RECORDS TO PROCESS:
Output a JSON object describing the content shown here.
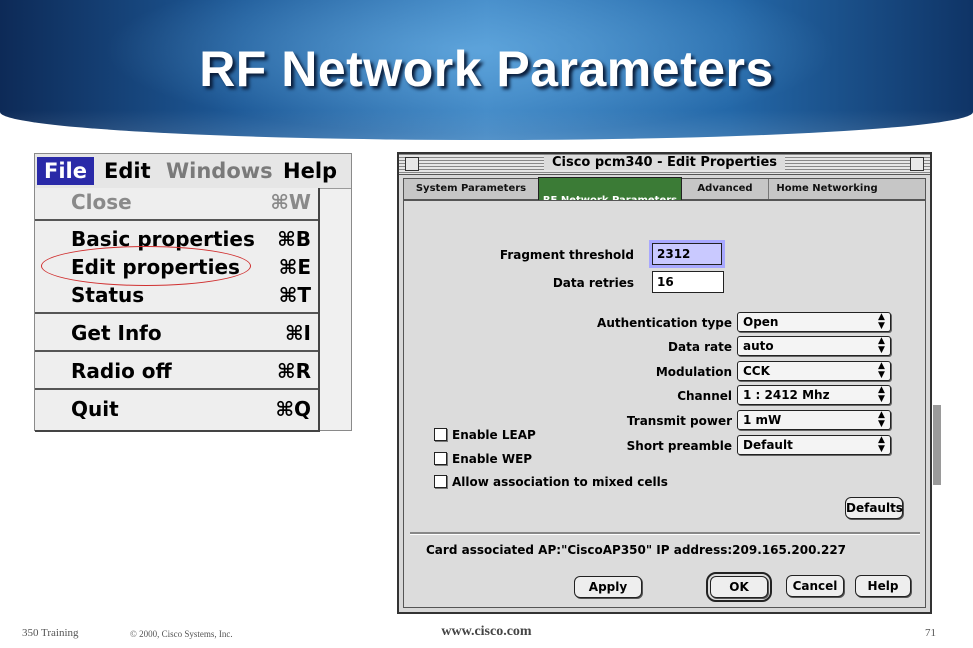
{
  "slide": {
    "title": "RF Network Parameters"
  },
  "menu": {
    "menubar": [
      "File",
      "Edit",
      "Windows",
      "Help"
    ],
    "items": [
      {
        "label": "Close",
        "shortcut": "⌘W"
      },
      {
        "label": "Basic properties",
        "shortcut": "⌘B"
      },
      {
        "label": "Edit properties",
        "shortcut": "⌘E"
      },
      {
        "label": "Status",
        "shortcut": "⌘T"
      },
      {
        "label": "Get Info",
        "shortcut": "⌘I"
      },
      {
        "label": "Radio off",
        "shortcut": "⌘R"
      },
      {
        "label": "Quit",
        "shortcut": "⌘Q"
      }
    ]
  },
  "dialog": {
    "title": "Cisco pcm340 - Edit Properties",
    "tabs": [
      "System Parameters",
      "RF Network Parameters",
      "Advanced",
      "Home Networking"
    ],
    "active_tab": "RF Network Parameters",
    "fragment_threshold": {
      "label": "Fragment threshold",
      "value": "2312"
    },
    "data_retries": {
      "label": "Data retries",
      "value": "16"
    },
    "popups": [
      {
        "label": "Authentication type",
        "value": "Open"
      },
      {
        "label": "Data rate",
        "value": "auto"
      },
      {
        "label": "Modulation",
        "value": "CCK"
      },
      {
        "label": "Channel",
        "value": "1 : 2412 Mhz"
      },
      {
        "label": "Transmit power",
        "value": "1 mW"
      },
      {
        "label": "Short preamble",
        "value": "Default"
      }
    ],
    "checkboxes": [
      "Enable LEAP",
      "Enable WEP",
      "Allow association to mixed cells"
    ],
    "defaults_label": "Defaults",
    "status_text": "Card associated  AP:\"CiscoAP350\"  IP address:209.165.200.227",
    "buttons": {
      "apply": "Apply",
      "ok": "OK",
      "cancel": "Cancel",
      "help": "Help"
    }
  },
  "footer": {
    "course": "350  Training",
    "copyright": "© 2000, Cisco Systems, Inc.",
    "url": "www.cisco.com",
    "page": "71"
  },
  "colors": {
    "banner": "#1e5a98",
    "menu_highlight": "#2a2aa8",
    "active_tab": "#3b7b36",
    "annotation_ellipse": "#d03030"
  }
}
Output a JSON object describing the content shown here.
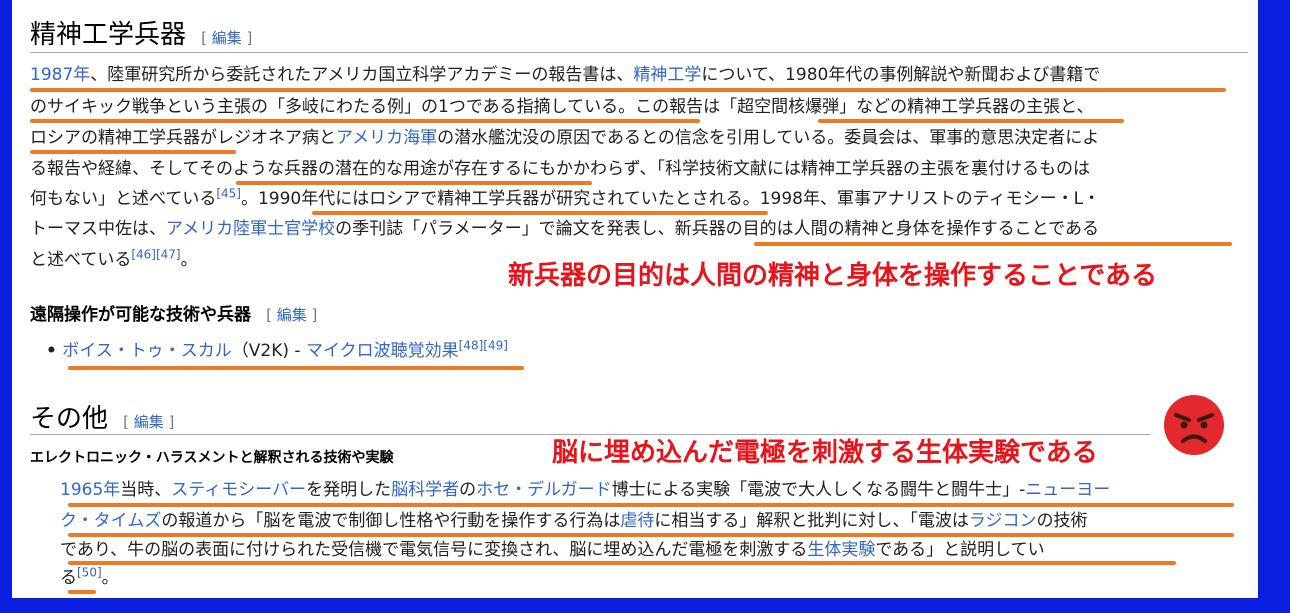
{
  "section1": {
    "title": "精神工学兵器",
    "edit_open": "[",
    "edit_label": "編集",
    "edit_close": "]"
  },
  "para1": {
    "l1": {
      "a": "1987年",
      "b": "、陸軍研究所から委託されたアメリカ国立科学アカデミーの報告書は、",
      "c": "精神工学",
      "d": "について、1980年代の事例解説や新聞および書籍で"
    },
    "l2": {
      "a": "のサイキック戦争という主張の「多岐にわたる例」の1つである指摘している。この報告は「超空間核爆弾」などの精神工学兵器の主張と、"
    },
    "l3": {
      "a": "ロシアの精神工学兵器がレジオネア病と",
      "b": "アメリカ海軍",
      "c": "の潜水艦沈没の原因であるとの信念を引用している。委員会は、軍事的意思決定者によ"
    },
    "l4": {
      "a": "る報告や経緯、そしてそのような兵器の潜在的な用途が存在するにもかかわらず、「科学技術文献には精神工学兵器の主張を裏付けるものは"
    },
    "l5": {
      "a": "何もない」と述べている",
      "ref": "[45]",
      "b": "。1990年代にはロシアで精神工学兵器が研究されていたとされる。1998年、軍事アナリストのティモシー・L・"
    },
    "l6": {
      "a": "トーマス中佐は、",
      "b": "アメリカ陸軍士官学校",
      "c": "の季刊誌「パラメーター」で論文を発表し、新兵器の目的は人間の精神と身体を操作することである"
    },
    "l7": {
      "a": "と述べている",
      "ref": "[46][47]",
      "b": "。"
    }
  },
  "callout1": "新兵器の目的は人間の精神と身体を操作することである",
  "section2": {
    "title": "遠隔操作が可能な技術や兵器",
    "edit_open": "[",
    "edit_label": "編集",
    "edit_close": "]"
  },
  "bullet1": {
    "a": "ボイス・トゥ・スカル",
    "b": "（V2K) - ",
    "c": "マイクロ波聴覚効果",
    "ref": "[48][49]"
  },
  "section3": {
    "title": "その他",
    "edit_open": "[",
    "edit_label": "編集",
    "edit_close": "]"
  },
  "section4": {
    "title": "エレクトロニック・ハラスメントと解釈される技術や実験"
  },
  "callout2": "脳に埋め込んだ電極を刺激する生体実験である",
  "para2": {
    "l1": {
      "a": "1965年",
      "b": "当時、",
      "c": "スティモシーバー",
      "d": "を発明した",
      "e": "脳科学者",
      "f": "の",
      "g": "ホセ・デルガード",
      "h": "博士による実験「電波で大人しくなる闘牛と闘牛士」-",
      "i": "ニューヨー"
    },
    "l2": {
      "a": "ク・タイムズ",
      "b": "の報道から「脳を電波で制御し性格や行動を操作する行為は",
      "c": "虐待",
      "d": "に相当する」解釈と批判に対し、「電波は",
      "e": "ラジコン",
      "f": "の技術"
    },
    "l3": {
      "a": "であり、牛の脳の表面に付けられた受信機で電気信号に変換され、脳に埋め込んだ電極を刺激する",
      "b": "生体実験",
      "c": "である」と説明してい"
    },
    "l4": {
      "a": "る",
      "ref": "[50]",
      "b": "。"
    }
  },
  "angry_face_icon": "angry-face-icon",
  "colors": {
    "frame": "#0a1fe0",
    "link": "#3366cc",
    "underline": "#f07a24",
    "callout": "#e8141b"
  }
}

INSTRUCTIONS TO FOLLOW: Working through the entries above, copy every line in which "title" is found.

ANSWER:
    "title": "RF Network Parameters"
    "title": "Cisco pcm340 - Edit Properties",
    "title": "精神工学兵器",
    "title": "遠隔操作が可能な技術や兵器",
    "title": "その他",
    "title": "エレクトロニック・ハラスメントと解釈される技術や実験"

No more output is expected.